Balance and Contrast Is Key
Containers should be sized to your space, and plants should be sized to your container. Small containers will be lost in an ample space, just as small plants will be lost in a large container. When choosing the correct size of a container, keep in mind that a plant shouldn’t be more than 1 ½ times as wide or twice the height of the container.
If you have a flamboyant and vibrant plant, stick it in a simple container. Additionally, ornate containers are better showcased when paired with a simple plant. Color plays an intricate role in designing your container garden.
Color Is Important
If you’re looking for a dramatic effect and adding contrast, choose colors opposite each other on the color wheel (yellows with purples, reds with greens, blues with oranges). To be more harmonious, stay with different shades of the same color (lavender, lilac, purple).
Containers can add color to a space. Make sure not to camouflage colorful containers with “spiller” plants (trailing plants that go down the side of a container). And don’t be overwhelmed trying to plant several variations in one container. Bold plants can shine in a container alone; then, you can group single containers.
Thrillers, Spillers, and Fillers
An easy guideline to follow when choosing the best plants to combine in a container is having a “thriller, spiller, and a filler.” Start with having at least one focal-point plant (thriller), combine with plants that spill over the edge (spillers), and finish with plants with smaller leaves and flowers to add fill and color all season long (fillers).
A focal point can be created in a container of mixed plants through bold leaves, striking color, or height. Avoid falling into your container looking one-dimensional, and remember to create different levels. Here’s a list of examples to add bold leaves, striking colors, or height:
- Common boxwood (Buxus sepervirens)
- Datura (Datura stramonium)
- Elephant ear (Alocasia esculenta)
- Purple Fountain Grass (Pennisetum setaceum ‘Rubrum’)
- Spilled Wine Weigela (Weigela florida ‘Bokraspiwi’)
The best spiller plant is one with a long blooming season that doesn’t need immediate deadheading. Plant breeders continue to develop better choices of these types of plants. Annuals do best in either cool or warm weather and can be swapped out when the weather changes. Here’s a list of spiller plants you can consider:
- Asarina (Chickabiddy)
- Calibrachoa (Million Bells)
- Creeping Zinnia (Sanvitalia)
- Ivy geranium (Perlargonium peltatum)
- Lotus berthelotii (Parrot’s beak)
- Scaevola (Fan Flower)
Designing your container garden relies heavily on the plants you choose to fill your empty spaces. These are the plants that can make or break your space. They must be complementary, highlight the focal points, and perform well over a long period. Foliage is a great way to add color while creating the bones of your garden. Here’s a list of some to consider:

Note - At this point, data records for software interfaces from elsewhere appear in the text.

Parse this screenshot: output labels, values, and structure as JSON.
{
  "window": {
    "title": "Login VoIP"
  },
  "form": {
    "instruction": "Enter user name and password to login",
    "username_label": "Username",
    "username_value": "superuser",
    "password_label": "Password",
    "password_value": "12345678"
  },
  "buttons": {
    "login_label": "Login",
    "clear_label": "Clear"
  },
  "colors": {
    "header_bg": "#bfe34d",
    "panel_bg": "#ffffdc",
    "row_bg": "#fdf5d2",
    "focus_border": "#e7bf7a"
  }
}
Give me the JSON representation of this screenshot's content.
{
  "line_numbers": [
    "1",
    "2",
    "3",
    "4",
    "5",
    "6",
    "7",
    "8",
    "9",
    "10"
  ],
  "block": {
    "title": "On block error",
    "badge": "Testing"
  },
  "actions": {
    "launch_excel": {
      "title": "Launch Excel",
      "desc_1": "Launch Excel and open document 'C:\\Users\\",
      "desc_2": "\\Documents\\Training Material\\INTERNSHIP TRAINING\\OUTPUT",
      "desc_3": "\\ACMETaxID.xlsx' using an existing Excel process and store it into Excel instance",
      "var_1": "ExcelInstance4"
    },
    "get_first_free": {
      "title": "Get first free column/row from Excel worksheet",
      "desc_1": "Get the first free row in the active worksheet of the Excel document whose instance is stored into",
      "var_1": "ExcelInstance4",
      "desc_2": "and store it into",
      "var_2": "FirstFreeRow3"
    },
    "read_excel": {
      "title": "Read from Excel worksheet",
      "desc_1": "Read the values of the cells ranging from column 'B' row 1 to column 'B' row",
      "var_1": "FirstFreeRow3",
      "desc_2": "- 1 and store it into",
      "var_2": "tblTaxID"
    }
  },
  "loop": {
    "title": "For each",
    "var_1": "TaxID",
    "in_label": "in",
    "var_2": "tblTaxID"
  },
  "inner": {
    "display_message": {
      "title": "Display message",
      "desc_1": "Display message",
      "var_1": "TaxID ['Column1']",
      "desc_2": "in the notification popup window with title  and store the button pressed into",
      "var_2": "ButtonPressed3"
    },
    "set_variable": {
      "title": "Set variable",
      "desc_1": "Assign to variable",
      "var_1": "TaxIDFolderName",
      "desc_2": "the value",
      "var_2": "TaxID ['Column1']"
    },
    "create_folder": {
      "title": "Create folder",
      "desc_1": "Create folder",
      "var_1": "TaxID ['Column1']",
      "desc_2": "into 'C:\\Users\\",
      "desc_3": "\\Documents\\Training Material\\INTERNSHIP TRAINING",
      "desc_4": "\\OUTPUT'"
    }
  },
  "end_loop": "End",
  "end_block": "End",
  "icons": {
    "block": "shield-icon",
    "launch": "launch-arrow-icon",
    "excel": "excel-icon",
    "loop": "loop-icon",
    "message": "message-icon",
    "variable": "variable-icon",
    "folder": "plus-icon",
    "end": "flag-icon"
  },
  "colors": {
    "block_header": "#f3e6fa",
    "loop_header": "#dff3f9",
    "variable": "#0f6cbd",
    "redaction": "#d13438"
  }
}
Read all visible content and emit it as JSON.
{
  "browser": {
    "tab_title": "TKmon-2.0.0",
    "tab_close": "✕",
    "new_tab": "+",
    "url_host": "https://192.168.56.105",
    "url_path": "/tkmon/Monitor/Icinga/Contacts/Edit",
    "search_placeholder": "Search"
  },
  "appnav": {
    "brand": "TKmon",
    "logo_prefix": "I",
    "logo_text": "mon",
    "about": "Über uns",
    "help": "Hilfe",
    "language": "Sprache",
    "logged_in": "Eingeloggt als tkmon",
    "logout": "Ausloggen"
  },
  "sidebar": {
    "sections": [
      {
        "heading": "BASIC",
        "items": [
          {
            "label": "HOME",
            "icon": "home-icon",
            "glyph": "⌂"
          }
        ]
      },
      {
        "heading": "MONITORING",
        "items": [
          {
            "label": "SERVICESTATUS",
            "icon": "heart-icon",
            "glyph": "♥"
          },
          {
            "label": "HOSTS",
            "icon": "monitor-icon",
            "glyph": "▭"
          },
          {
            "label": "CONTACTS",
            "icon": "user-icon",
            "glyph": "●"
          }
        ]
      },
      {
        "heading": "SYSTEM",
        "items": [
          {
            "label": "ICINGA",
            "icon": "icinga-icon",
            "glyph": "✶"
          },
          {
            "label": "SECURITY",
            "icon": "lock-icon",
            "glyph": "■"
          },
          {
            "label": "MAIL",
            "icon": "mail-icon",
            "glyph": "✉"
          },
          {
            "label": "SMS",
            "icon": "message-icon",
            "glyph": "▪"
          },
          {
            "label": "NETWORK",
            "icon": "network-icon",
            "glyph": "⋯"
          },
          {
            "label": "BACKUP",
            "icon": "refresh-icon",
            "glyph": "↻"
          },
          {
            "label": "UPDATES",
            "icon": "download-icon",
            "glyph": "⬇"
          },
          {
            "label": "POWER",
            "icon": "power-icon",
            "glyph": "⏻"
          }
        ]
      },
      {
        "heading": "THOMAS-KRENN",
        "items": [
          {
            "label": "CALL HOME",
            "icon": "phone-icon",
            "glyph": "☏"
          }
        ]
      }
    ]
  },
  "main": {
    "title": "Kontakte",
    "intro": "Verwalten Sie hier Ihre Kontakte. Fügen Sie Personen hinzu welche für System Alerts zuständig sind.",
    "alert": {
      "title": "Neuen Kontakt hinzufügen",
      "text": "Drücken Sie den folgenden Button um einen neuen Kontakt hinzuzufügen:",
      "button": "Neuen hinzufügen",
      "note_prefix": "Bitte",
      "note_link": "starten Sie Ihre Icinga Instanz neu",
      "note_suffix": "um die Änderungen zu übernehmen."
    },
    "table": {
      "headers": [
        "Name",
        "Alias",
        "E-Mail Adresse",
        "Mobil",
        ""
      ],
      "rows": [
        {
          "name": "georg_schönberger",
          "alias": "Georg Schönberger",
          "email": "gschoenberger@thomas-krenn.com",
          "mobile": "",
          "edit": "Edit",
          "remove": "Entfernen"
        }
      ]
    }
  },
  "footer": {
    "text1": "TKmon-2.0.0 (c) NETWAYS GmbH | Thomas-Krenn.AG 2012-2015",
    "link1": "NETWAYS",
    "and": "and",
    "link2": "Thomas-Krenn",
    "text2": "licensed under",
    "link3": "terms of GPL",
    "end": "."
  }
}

- Agastache foeniculum (Anise Hyssop)
- Celosia (plume flower)
- Coleus (Solenostemon scutellarioides)
- Diamond Frost Euphorbia (Euphorbia ‘Inneuphdia’)
- Lantana (Lantana camara)
- Ornamental Cabbage and Kale
- Ornamental Pepper (Capsicum annuum)
- Sundaze Blaze (Bracteantha (Xerochrysum) ‘Flobrabla’)
- Swiss Chard
- Twisted Dart Juncus (Juncus tenuis)
Final Thoughts on Container Gardening
You can find many more ideas in seed catalogs and your local garden centers for choosing the best plants for your container garden. Visiting your local garden centers can also help you determine which plants will best fit your planting zone. Some zones require hardier plants due to drastic weather changes.
Almost any shrub, small tree, vegetable, herb, or flower can successfully grow in a container. If you try a plant and it doesn’t work out, cut it down and try something else. Just remember there are no rules for container gardens except to give the plants the best environment to thrive. Be imaginative. Experiment. And most importantly, have fun.
Watch this informative video to learn how you can surround yourself with beautiful flowers or grow your own culinary herbs and vegetables by using a variety of containers.